* _DATA RECORDS_

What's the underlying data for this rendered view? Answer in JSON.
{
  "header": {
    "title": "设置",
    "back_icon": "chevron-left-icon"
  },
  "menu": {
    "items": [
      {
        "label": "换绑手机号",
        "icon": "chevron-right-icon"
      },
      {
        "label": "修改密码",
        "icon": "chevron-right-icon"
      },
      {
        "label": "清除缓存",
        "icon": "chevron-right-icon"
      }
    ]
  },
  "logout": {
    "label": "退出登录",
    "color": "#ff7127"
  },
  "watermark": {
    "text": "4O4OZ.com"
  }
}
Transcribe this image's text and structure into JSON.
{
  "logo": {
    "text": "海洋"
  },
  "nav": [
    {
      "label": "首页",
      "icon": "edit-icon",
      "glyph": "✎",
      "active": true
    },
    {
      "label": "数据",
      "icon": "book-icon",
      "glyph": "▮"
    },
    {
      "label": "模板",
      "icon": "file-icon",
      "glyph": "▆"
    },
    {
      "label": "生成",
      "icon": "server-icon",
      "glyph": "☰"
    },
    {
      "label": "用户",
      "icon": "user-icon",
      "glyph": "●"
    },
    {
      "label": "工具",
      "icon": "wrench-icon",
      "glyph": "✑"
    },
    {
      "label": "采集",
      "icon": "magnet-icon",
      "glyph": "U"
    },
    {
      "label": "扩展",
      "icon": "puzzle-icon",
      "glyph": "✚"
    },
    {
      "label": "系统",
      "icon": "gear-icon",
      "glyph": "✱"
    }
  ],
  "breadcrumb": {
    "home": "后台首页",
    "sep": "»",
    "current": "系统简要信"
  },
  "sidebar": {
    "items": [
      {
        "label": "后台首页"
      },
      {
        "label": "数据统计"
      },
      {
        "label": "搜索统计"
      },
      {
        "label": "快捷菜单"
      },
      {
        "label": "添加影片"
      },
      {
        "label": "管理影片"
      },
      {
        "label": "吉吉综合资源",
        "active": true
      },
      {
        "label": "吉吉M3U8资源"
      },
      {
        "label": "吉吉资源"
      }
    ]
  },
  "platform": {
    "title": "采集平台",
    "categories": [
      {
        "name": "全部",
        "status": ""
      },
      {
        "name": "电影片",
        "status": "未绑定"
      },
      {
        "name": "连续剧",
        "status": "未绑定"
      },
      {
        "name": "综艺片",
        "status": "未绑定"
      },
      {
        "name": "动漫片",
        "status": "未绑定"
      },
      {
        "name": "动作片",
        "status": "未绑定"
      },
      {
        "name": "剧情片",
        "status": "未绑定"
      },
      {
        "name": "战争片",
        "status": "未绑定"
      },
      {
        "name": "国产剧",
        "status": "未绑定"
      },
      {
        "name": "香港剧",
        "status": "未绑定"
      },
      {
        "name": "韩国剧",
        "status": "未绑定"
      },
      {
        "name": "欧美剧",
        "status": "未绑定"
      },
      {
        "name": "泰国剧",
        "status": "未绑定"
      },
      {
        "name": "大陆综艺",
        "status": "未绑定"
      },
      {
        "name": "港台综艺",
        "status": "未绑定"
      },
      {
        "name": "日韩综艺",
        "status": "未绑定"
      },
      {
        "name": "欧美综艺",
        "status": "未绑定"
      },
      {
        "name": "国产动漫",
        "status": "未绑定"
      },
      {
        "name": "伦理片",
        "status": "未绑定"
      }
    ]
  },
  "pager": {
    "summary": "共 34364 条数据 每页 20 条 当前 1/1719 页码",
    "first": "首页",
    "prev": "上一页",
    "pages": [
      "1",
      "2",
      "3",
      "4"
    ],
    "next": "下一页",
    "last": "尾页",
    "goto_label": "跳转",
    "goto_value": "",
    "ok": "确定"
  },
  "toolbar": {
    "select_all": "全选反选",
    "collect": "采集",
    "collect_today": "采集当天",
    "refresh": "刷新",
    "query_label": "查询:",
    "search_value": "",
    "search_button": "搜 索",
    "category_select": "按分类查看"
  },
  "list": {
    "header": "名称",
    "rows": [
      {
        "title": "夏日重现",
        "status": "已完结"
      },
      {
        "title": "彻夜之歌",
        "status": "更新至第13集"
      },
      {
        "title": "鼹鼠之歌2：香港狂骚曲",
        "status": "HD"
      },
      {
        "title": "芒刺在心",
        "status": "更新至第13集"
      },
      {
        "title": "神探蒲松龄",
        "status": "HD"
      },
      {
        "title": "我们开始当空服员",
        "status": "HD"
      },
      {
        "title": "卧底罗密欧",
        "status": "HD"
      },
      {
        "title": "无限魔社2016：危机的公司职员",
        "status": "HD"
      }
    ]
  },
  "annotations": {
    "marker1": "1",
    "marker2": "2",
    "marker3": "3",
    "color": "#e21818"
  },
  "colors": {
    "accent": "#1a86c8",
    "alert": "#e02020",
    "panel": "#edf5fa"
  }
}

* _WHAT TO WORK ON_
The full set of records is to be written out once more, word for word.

* _YOUR SOLUTION_
What's the underlying data for this rendered view? Answer in JSON.
{
  "header": {
    "title": "设置",
    "back_icon": "chevron-left-icon"
  },
  "menu": {
    "items": [
      {
        "label": "换绑手机号",
        "icon": "chevron-right-icon"
      },
      {
        "label": "修改密码",
        "icon": "chevron-right-icon"
      },
      {
        "label": "清除缓存",
        "icon": "chevron-right-icon"
      }
    ]
  },
  "logout": {
    "label": "退出登录",
    "color": "#ff7127"
  },
  "watermark": {
    "text": "4O4OZ.com"
  }
}
Transcribe this image's text and structure into JSON.
{
  "logo": {
    "text": "海洋"
  },
  "nav": [
    {
      "label": "首页",
      "icon": "edit-icon",
      "glyph": "✎",
      "active": true
    },
    {
      "label": "数据",
      "icon": "book-icon",
      "glyph": "▮"
    },
    {
      "label": "模板",
      "icon": "file-icon",
      "glyph": "▆"
    },
    {
      "label": "生成",
      "icon": "server-icon",
      "glyph": "☰"
    },
    {
      "label": "用户",
      "icon": "user-icon",
      "glyph": "●"
    },
    {
      "label": "工具",
      "icon": "wrench-icon",
      "glyph": "✑"
    },
    {
      "label": "采集",
      "icon": "magnet-icon",
      "glyph": "U"
    },
    {
      "label": "扩展",
      "icon": "puzzle-icon",
      "glyph": "✚"
    },
    {
      "label": "系统",
      "icon": "gear-icon",
      "glyph": "✱"
    }
  ],
  "breadcrumb": {
    "home": "后台首页",
    "sep": "»",
    "current": "系统简要信"
  },
  "sidebar": {
    "items": [
      {
        "label": "后台首页"
      },
      {
        "label": "数据统计"
      },
      {
        "label": "搜索统计"
      },
      {
        "label": "快捷菜单"
      },
      {
        "label": "添加影片"
      },
      {
        "label": "管理影片"
      },
      {
        "label": "吉吉综合资源",
        "active": true
      },
      {
        "label": "吉吉M3U8资源"
      },
      {
        "label": "吉吉资源"
      }
    ]
  },
  "platform": {
    "title": "采集平台",
    "categories": [
      {
        "name": "全部",
        "status": ""
      },
      {
        "name": "电影片",
        "status": "未绑定"
      },
      {
        "name": "连续剧",
        "status": "未绑定"
      },
      {
        "name": "综艺片",
        "status": "未绑定"
      },
      {
        "name": "动漫片",
        "status": "未绑定"
      },
      {
        "name": "动作片",
        "status": "未绑定"
      },
      {
        "name": "剧情片",
        "status": "未绑定"
      },
      {
        "name": "战争片",
        "status": "未绑定"
      },
      {
        "name": "国产剧",
        "status": "未绑定"
      },
      {
        "name": "香港剧",
        "status": "未绑定"
      },
      {
        "name": "韩国剧",
        "status": "未绑定"
      },
      {
        "name": "欧美剧",
        "status": "未绑定"
      },
      {
        "name": "泰国剧",
        "status": "未绑定"
      },
      {
        "name": "大陆综艺",
        "status": "未绑定"
      },
      {
        "name": "港台综艺",
        "status": "未绑定"
      },
      {
        "name": "日韩综艺",
        "status": "未绑定"
      },
      {
        "name": "欧美综艺",
        "status": "未绑定"
      },
      {
        "name": "国产动漫",
        "status": "未绑定"
      },
      {
        "name": "伦理片",
        "status": "未绑定"
      }
    ]
  },
  "pager": {
    "summary": "共 34364 条数据 每页 20 条 当前 1/1719 页码",
    "first": "首页",
    "prev": "上一页",
    "pages": [
      "1",
      "2",
      "3",
      "4"
    ],
    "next": "下一页",
    "last": "尾页",
    "goto_label": "跳转",
    "goto_value": "",
    "ok": "确定"
  },
  "toolbar": {
    "select_all": "全选反选",
    "collect": "采集",
    "collect_today": "采集当天",
    "refresh": "刷新",
    "query_label": "查询:",
    "search_value": "",
    "search_button": "搜 索",
    "category_select": "按分类查看"
  },
  "list": {
    "header": "名称",
    "rows": [
      {
        "title": "夏日重现",
        "status": "已完结"
      },
      {
        "title": "彻夜之歌",
        "status": "更新至第13集"
      },
      {
        "title": "鼹鼠之歌2：香港狂骚曲",
        "status": "HD"
      },
      {
        "title": "芒刺在心",
        "status": "更新至第13集"
      },
      {
        "title": "神探蒲松龄",
        "status": "HD"
      },
      {
        "title": "我们开始当空服员",
        "status": "HD"
      },
      {
        "title": "卧底罗密欧",
        "status": "HD"
      },
      {
        "title": "无限魔社2016：危机的公司职员",
        "status": "HD"
      }
    ]
  },
  "annotations": {
    "marker1": "1",
    "marker2": "2",
    "marker3": "3",
    "color": "#e21818"
  },
  "colors": {
    "accent": "#1a86c8",
    "alert": "#e02020",
    "panel": "#edf5fa"
  }
}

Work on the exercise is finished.